◆ What this task involves ◆
Pictures aside, print all of the data below exactly as written.

◆ Exercise inputs ◆

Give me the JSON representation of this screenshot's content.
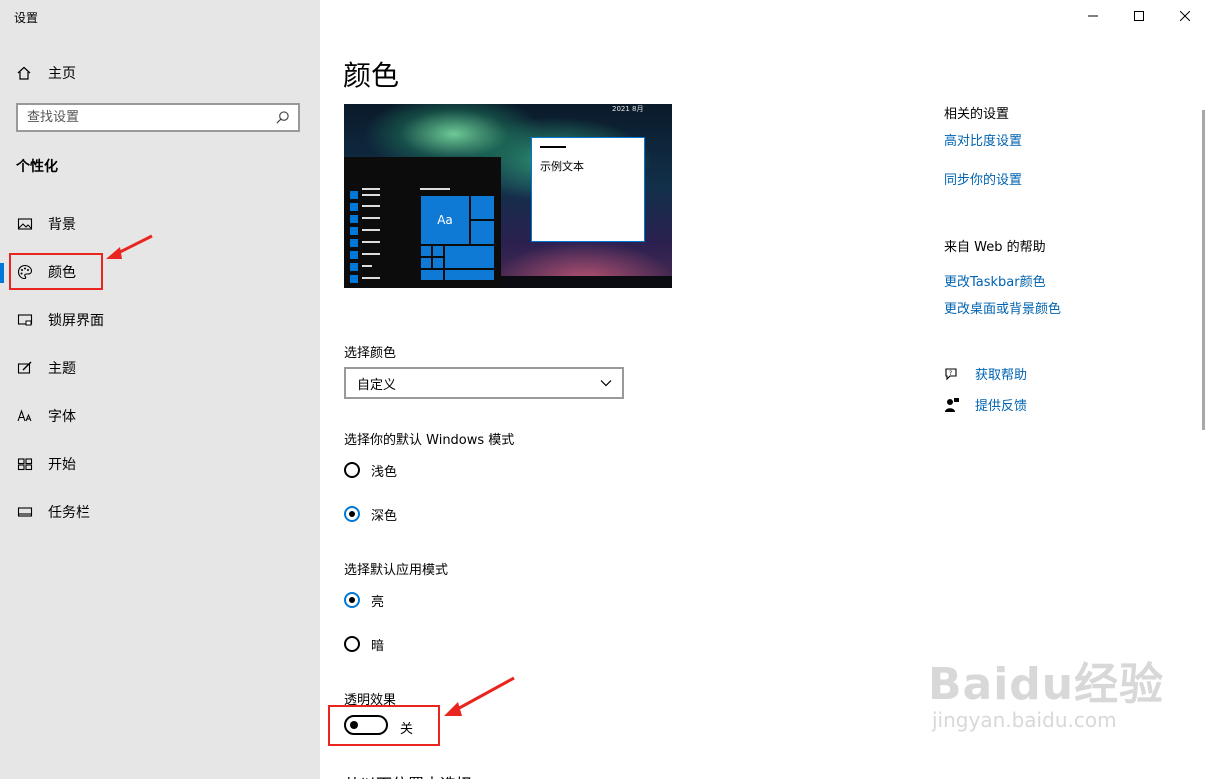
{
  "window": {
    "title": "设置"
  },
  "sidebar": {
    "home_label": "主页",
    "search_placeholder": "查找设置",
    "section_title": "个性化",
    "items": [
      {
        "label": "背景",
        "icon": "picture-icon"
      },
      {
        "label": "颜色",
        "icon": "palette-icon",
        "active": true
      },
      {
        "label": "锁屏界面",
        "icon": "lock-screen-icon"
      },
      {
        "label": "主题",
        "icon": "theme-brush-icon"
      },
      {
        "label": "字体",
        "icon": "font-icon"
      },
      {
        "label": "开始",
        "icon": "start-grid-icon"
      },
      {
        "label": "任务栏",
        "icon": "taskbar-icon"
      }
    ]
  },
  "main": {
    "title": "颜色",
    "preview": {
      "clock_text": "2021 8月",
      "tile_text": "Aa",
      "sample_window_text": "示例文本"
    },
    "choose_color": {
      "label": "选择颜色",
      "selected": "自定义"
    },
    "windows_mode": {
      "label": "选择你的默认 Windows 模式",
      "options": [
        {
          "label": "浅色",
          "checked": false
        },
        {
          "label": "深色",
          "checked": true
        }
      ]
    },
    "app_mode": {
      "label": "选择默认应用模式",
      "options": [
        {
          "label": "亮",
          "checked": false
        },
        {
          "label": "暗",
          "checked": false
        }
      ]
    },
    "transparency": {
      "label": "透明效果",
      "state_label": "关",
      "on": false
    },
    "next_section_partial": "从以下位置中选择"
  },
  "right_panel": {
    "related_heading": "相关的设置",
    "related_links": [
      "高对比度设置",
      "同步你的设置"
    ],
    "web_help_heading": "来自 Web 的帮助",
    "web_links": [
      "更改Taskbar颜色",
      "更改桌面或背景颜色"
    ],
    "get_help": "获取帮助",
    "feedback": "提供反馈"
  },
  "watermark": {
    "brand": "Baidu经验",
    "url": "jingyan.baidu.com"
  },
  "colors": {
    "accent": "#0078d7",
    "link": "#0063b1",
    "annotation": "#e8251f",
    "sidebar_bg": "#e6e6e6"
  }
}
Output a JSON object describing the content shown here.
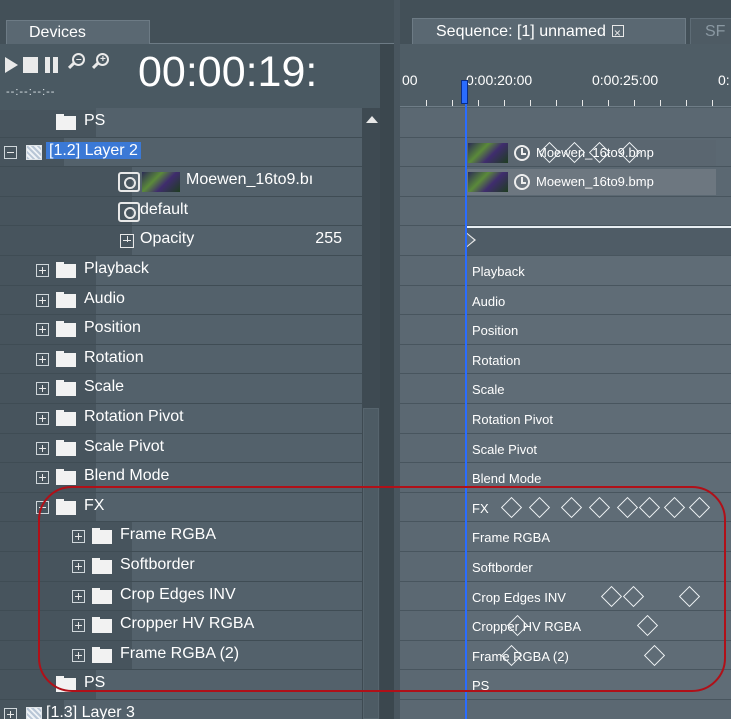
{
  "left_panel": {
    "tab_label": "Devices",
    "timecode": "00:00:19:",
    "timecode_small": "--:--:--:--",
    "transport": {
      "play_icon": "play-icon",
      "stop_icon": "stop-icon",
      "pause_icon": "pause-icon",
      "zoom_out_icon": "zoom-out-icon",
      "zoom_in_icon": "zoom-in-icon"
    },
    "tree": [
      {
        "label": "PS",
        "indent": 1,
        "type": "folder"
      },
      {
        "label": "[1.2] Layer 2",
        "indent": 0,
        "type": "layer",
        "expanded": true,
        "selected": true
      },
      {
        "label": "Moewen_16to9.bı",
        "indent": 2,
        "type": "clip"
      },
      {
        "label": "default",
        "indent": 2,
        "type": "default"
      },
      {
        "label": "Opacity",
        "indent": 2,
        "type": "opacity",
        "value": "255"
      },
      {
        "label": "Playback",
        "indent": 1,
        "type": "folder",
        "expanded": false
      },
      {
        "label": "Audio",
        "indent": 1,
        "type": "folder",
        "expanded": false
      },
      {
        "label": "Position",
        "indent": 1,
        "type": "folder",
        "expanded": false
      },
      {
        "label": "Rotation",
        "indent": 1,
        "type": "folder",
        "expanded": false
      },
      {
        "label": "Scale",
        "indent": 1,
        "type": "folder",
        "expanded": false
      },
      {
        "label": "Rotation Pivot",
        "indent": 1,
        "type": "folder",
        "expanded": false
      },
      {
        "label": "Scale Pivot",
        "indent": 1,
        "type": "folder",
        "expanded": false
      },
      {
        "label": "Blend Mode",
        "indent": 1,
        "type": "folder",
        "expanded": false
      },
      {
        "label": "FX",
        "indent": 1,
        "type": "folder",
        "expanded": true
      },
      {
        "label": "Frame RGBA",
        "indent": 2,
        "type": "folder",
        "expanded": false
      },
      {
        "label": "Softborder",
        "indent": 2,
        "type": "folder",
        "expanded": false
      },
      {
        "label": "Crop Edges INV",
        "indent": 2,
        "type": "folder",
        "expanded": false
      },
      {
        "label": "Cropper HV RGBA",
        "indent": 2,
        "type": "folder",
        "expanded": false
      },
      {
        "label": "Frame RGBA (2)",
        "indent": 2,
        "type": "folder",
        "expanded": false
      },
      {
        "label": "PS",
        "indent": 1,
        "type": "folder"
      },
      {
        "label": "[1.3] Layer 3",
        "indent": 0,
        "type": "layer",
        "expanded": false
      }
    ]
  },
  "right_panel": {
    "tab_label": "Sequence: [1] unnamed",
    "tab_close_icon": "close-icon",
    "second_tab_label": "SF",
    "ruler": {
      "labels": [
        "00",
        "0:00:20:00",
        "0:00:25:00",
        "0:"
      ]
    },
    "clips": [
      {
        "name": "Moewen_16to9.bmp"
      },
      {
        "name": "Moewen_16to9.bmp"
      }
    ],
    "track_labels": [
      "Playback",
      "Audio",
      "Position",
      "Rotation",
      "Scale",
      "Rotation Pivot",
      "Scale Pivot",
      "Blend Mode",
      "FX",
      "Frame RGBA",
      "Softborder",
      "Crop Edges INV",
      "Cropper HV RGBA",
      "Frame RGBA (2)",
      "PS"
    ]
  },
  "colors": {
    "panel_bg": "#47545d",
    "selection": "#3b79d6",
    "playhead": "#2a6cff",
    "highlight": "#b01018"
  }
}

◆ Task response ◆
Give me the JSON representation of this screenshot's content.
{
  "window": {
    "title": "设置"
  },
  "sidebar": {
    "home_label": "主页",
    "search_placeholder": "查找设置",
    "section_title": "个性化",
    "items": [
      {
        "label": "背景",
        "icon": "picture-icon"
      },
      {
        "label": "颜色",
        "icon": "palette-icon",
        "active": true
      },
      {
        "label": "锁屏界面",
        "icon": "lock-screen-icon"
      },
      {
        "label": "主题",
        "icon": "theme-brush-icon"
      },
      {
        "label": "字体",
        "icon": "font-icon"
      },
      {
        "label": "开始",
        "icon": "start-grid-icon"
      },
      {
        "label": "任务栏",
        "icon": "taskbar-icon"
      }
    ]
  },
  "main": {
    "title": "颜色",
    "preview": {
      "clock_text": "2021 8月",
      "tile_text": "Aa",
      "sample_window_text": "示例文本"
    },
    "choose_color": {
      "label": "选择颜色",
      "selected": "自定义"
    },
    "windows_mode": {
      "label": "选择你的默认 Windows 模式",
      "options": [
        {
          "label": "浅色",
          "checked": false
        },
        {
          "label": "深色",
          "checked": true
        }
      ]
    },
    "app_mode": {
      "label": "选择默认应用模式",
      "options": [
        {
          "label": "亮",
          "checked": false
        },
        {
          "label": "暗",
          "checked": false
        }
      ]
    },
    "transparency": {
      "label": "透明效果",
      "state_label": "关",
      "on": false
    },
    "next_section_partial": "从以下位置中选择"
  },
  "right_panel": {
    "related_heading": "相关的设置",
    "related_links": [
      "高对比度设置",
      "同步你的设置"
    ],
    "web_help_heading": "来自 Web 的帮助",
    "web_links": [
      "更改Taskbar颜色",
      "更改桌面或背景颜色"
    ],
    "get_help": "获取帮助",
    "feedback": "提供反馈"
  },
  "watermark": {
    "brand": "Baidu经验",
    "url": "jingyan.baidu.com"
  },
  "colors": {
    "accent": "#0078d7",
    "link": "#0063b1",
    "annotation": "#e8251f",
    "sidebar_bg": "#e6e6e6"
  }
}
Output a JSON object describing the content shown here.
{
  "left_panel": {
    "tab_label": "Devices",
    "timecode": "00:00:19:",
    "timecode_small": "--:--:--:--",
    "transport": {
      "play_icon": "play-icon",
      "stop_icon": "stop-icon",
      "pause_icon": "pause-icon",
      "zoom_out_icon": "zoom-out-icon",
      "zoom_in_icon": "zoom-in-icon"
    },
    "tree": [
      {
        "label": "PS",
        "indent": 1,
        "type": "folder"
      },
      {
        "label": "[1.2] Layer 2",
        "indent": 0,
        "type": "layer",
        "expanded": true,
        "selected": true
      },
      {
        "label": "Moewen_16to9.bı",
        "indent": 2,
        "type": "clip"
      },
      {
        "label": "default",
        "indent": 2,
        "type": "default"
      },
      {
        "label": "Opacity",
        "indent": 2,
        "type": "opacity",
        "value": "255"
      },
      {
        "label": "Playback",
        "indent": 1,
        "type": "folder",
        "expanded": false
      },
      {
        "label": "Audio",
        "indent": 1,
        "type": "folder",
        "expanded": false
      },
      {
        "label": "Position",
        "indent": 1,
        "type": "folder",
        "expanded": false
      },
      {
        "label": "Rotation",
        "indent": 1,
        "type": "folder",
        "expanded": false
      },
      {
        "label": "Scale",
        "indent": 1,
        "type": "folder",
        "expanded": false
      },
      {
        "label": "Rotation Pivot",
        "indent": 1,
        "type": "folder",
        "expanded": false
      },
      {
        "label": "Scale Pivot",
        "indent": 1,
        "type": "folder",
        "expanded": false
      },
      {
        "label": "Blend Mode",
        "indent": 1,
        "type": "folder",
        "expanded": false
      },
      {
        "label": "FX",
        "indent": 1,
        "type": "folder",
        "expanded": true
      },
      {
        "label": "Frame RGBA",
        "indent": 2,
        "type": "folder",
        "expanded": false
      },
      {
        "label": "Softborder",
        "indent": 2,
        "type": "folder",
        "expanded": false
      },
      {
        "label": "Crop Edges INV",
        "indent": 2,
        "type": "folder",
        "expanded": false
      },
      {
        "label": "Cropper HV RGBA",
        "indent": 2,
        "type": "folder",
        "expanded": false
      },
      {
        "label": "Frame RGBA (2)",
        "indent": 2,
        "type": "folder",
        "expanded": false
      },
      {
        "label": "PS",
        "indent": 1,
        "type": "folder"
      },
      {
        "label": "[1.3] Layer 3",
        "indent": 0,
        "type": "layer",
        "expanded": false
      }
    ]
  },
  "right_panel": {
    "tab_label": "Sequence: [1] unnamed",
    "tab_close_icon": "close-icon",
    "second_tab_label": "SF",
    "ruler": {
      "labels": [
        "00",
        "0:00:20:00",
        "0:00:25:00",
        "0:"
      ]
    },
    "clips": [
      {
        "name": "Moewen_16to9.bmp"
      },
      {
        "name": "Moewen_16to9.bmp"
      }
    ],
    "track_labels": [
      "Playback",
      "Audio",
      "Position",
      "Rotation",
      "Scale",
      "Rotation Pivot",
      "Scale Pivot",
      "Blend Mode",
      "FX",
      "Frame RGBA",
      "Softborder",
      "Crop Edges INV",
      "Cropper HV RGBA",
      "Frame RGBA (2)",
      "PS"
    ]
  },
  "colors": {
    "panel_bg": "#47545d",
    "selection": "#3b79d6",
    "playhead": "#2a6cff",
    "highlight": "#b01018"
  }
}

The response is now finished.